BartaBangla Desk »

DSC02548By Mirwais Jalalzai, Afghanistan :: Vibrant and cheerful, the 12-year-old Khadija has a lot of work to do at home.

She helps looking after her younger siblings, two maroon roosters and four white hens, telling me about her tasks around the house. But when it comes to school, she pauses, “There isn’t any in our village.”

Khadija lives in the outskirts of Jalalabad city, the provincial capital of Afghanistan’s Nengarhar province on the country’s restive eastern border with Pakistan.

Villagers informed me about an incident that took place two years ago resulting in absolute educational deprivation of the children. The Taliban gunmen bombed the only school in their village in daylight and warned the locals against any attempt to re-run the school.
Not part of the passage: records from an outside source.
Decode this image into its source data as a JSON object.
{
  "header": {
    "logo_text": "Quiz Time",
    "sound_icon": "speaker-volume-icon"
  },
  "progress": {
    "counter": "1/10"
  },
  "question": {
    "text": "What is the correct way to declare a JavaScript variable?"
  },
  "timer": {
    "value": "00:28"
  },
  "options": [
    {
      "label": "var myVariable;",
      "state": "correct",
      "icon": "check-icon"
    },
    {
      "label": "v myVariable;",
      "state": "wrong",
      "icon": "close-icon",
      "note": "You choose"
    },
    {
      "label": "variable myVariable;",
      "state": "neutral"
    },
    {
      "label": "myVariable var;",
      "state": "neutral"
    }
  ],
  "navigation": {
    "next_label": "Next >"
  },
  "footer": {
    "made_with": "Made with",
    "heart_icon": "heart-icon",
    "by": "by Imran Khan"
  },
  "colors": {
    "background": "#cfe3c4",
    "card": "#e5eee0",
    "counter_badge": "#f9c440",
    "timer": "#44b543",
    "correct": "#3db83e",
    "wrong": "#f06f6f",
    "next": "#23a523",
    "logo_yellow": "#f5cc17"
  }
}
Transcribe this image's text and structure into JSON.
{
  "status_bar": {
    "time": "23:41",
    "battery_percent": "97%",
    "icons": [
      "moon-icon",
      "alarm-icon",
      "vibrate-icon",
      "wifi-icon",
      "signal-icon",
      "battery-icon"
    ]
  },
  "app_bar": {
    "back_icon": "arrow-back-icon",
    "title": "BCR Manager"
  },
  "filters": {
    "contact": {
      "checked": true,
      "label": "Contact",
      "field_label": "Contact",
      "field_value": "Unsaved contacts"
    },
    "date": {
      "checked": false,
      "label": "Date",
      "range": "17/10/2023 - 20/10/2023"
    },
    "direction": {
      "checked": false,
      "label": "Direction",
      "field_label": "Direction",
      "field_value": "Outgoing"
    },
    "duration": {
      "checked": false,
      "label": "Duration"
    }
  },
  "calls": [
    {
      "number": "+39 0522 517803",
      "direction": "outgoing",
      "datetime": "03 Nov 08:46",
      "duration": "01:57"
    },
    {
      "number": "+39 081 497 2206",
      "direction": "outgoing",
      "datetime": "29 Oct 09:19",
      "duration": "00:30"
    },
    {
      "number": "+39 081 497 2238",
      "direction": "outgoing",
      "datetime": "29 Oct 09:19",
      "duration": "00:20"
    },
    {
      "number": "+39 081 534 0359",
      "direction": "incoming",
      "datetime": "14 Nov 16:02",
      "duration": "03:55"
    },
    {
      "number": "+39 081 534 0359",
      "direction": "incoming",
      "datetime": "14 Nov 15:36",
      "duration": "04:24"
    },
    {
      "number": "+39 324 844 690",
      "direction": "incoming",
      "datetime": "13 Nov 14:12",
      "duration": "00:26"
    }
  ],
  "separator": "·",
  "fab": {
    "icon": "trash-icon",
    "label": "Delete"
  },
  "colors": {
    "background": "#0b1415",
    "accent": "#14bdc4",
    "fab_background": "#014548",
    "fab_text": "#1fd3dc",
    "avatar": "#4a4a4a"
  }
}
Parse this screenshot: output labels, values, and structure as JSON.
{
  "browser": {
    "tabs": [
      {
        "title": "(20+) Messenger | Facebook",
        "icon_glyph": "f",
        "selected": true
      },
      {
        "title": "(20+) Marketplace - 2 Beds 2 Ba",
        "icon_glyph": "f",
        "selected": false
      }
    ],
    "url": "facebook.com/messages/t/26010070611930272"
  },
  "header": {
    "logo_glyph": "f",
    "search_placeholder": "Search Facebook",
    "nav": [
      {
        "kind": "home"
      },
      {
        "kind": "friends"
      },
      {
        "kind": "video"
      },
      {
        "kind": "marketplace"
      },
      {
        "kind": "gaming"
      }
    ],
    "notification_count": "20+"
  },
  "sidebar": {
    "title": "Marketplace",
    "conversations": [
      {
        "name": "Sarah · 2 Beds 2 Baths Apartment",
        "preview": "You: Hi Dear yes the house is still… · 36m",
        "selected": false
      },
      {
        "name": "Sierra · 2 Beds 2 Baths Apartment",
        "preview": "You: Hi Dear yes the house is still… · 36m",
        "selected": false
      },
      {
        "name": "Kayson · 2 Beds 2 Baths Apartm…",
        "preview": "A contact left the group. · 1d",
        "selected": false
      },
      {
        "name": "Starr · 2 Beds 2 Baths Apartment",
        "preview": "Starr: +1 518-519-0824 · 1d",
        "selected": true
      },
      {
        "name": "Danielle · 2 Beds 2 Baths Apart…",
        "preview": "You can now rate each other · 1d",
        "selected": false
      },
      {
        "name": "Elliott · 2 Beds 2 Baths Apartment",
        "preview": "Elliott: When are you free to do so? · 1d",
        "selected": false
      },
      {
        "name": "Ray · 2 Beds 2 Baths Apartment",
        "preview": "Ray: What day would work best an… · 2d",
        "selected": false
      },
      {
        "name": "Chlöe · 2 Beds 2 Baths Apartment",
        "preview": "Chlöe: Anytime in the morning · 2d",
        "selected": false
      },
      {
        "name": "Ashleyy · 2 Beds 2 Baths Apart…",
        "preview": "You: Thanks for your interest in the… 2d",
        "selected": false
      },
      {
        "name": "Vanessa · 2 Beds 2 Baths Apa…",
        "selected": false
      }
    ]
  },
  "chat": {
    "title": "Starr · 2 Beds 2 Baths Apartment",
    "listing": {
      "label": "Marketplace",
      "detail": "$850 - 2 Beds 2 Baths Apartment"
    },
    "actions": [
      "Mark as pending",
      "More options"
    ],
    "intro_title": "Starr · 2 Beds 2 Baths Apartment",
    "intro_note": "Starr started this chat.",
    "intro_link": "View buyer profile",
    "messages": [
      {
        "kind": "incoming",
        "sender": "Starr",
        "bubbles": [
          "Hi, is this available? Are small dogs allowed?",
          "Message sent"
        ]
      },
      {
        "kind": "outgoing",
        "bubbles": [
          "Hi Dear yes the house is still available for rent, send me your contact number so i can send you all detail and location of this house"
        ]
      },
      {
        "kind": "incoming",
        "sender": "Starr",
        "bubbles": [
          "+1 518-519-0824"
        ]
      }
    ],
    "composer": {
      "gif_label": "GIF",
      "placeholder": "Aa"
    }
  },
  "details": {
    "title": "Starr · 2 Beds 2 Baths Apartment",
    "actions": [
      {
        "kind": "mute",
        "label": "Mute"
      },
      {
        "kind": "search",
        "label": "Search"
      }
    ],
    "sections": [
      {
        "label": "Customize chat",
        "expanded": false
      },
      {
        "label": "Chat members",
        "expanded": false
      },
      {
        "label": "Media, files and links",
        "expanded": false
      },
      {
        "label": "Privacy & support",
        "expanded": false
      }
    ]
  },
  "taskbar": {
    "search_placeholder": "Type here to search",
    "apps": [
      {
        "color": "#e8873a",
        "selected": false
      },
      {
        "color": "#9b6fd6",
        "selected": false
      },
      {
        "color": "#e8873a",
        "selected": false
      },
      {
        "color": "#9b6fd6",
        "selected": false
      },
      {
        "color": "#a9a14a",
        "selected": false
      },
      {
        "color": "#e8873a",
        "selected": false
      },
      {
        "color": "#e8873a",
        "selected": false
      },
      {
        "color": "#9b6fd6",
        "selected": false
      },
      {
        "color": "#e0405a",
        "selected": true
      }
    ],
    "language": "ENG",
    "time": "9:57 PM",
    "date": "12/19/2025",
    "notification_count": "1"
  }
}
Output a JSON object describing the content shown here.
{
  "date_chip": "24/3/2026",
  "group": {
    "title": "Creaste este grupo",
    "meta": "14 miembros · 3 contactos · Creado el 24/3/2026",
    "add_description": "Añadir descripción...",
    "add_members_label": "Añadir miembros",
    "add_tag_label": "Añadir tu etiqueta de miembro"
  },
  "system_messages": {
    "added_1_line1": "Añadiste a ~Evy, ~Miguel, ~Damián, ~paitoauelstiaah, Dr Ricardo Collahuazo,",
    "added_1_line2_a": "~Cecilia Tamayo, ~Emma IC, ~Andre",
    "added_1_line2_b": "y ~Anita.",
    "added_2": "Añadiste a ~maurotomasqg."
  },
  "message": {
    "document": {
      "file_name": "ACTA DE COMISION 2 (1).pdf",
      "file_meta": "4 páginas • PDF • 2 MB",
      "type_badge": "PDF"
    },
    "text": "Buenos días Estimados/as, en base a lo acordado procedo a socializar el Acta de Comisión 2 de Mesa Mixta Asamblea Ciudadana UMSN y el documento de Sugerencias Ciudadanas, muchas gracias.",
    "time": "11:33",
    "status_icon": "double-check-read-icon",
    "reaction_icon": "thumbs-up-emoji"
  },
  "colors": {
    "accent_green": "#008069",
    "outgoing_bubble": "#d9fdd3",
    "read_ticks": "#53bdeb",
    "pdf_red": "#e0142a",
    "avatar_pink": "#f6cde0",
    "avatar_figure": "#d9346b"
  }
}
Parents in Khadija’s village are left with no alternative, but to send their children to other villages, which means walking for hours and taking all kinds of risks.

“There is a risk that the Taliban will attack them, or criminals might kidnap your child, or simply being hit by heat-wave,” Khadija’s mother says.

Therefore, Khadija’s family preferred not to send her to school preferring safety above education, in a conservative society that girls’ education already has a dark history.

Khadija is one of the 4.2 million Afghan children, as estimated by UNECIF that don’t get any education out of which %60 are girls.

According to the U.N estimation most of the children that are deprived of getting education live in the country’s volatile eastern and southern regions, vastly controlled by the Taliban.

Afghanistan’s Education Ministry reported in 2012 that the number of schools being bombed or set ablaze reached to a total of 600 since the fall of the Taliban regime.

The country’s Education Minister Farooq Wardak says “Only 54 School were boomed or torched by Taliban gunmen between 2011 and 2012, that remained closed.”

Minister Farooq also confirms that hundreds of thousands of students still remain without any possibility of getting back to school, despite billions of dollars that have poured into the country as foreign aid since the fall of the Taliban regime in 2001.

Brining as many children to schools, especially girls were a major sign of change in Afghanistan, since education for women was banned during the Taliban regime as un-Islamic.

afghanistanHowever, Afghanistan’s newly adopted constitution guarantees equal rights for men and women, the Afghan government has fallen short of keeping schools open, building schools and securing school building, students, and teachers.

Throughout the years, militant Taliban has been constantly warning locals against running schools or sending their daughters to schools.

In 2011, the built ridden body of a teacher at Khadija’s village was found near to his home after he ignored several warnings to stop attempts to re-opening the school.

“The incident shocked every one,” says Khadija’s mother, who has never been to school.

“It is better to stay home, than being killed at school or kidnapped either by the Taliban or other fanatics. They don’t like girls that go to schools.”

A major question is that how does attacking schools and students help the ongoing militancy in Afghanistan?

Palwasha, teacher at an elementary school in Kabul, indicates, “It is the Taliban’s strategy to spread fear among the people and degrade the Afghan government’s reputation by attacking soft targets such as school buildings and students.”

Confirming Khadija’s mother, she also puts the blame on the Afghan government and its security forces for not putting enough efforts to provide the public with adequate security.

But, Amin-u-allah a police officer in Kabul’s Mosahi distract, where insurgents bombed a girls’ school in January, complains of lack of personnel and equipment. He suggests the public should help securing schools and students. He says “the people should report to us in case of noticing a suspicious vehicle or a stranger.”

In its annual report in 2012, the UNICEF voiced concern over a dramatic increase in the number of attacks against schools.

The report says at least 70 attacks against school buildings, students and teachers have been seen in the last year, in comparison to thee twenty-eight incidents in the previous year.

The Afghan government has constantly been trying to reach out to religious scholars, Imams and elders to promote girls’ education in villages through mosques and spread awareness about the importance of girls’ education.

Afghanistan’s Minister of education says that most attacks targeted y girls’ schools. “Those were schools that we had built with the help of our international partners.”

Afghan president Hamid Karzai in his speech marking the beginning of new school year in the country, called upon the Taliban to avoid targeting schools on both sides of the restive Durand line between Afghanistan and Pakistan.

He labeled such acts as “inhuman” and “vicious”.

But for thousands of Afghan families, the reality on the ground remains unchanged.

Khadija finds solace in the company of her friends, and no one knows if they will be ever able to go to school.

“It is heartbreaking to see the way these terrorists treat … women,” Said  Palwasha, They are scared that when these girls get an education, they will become aware of their rights as women and as a human being.”




Share »

Leave A Reply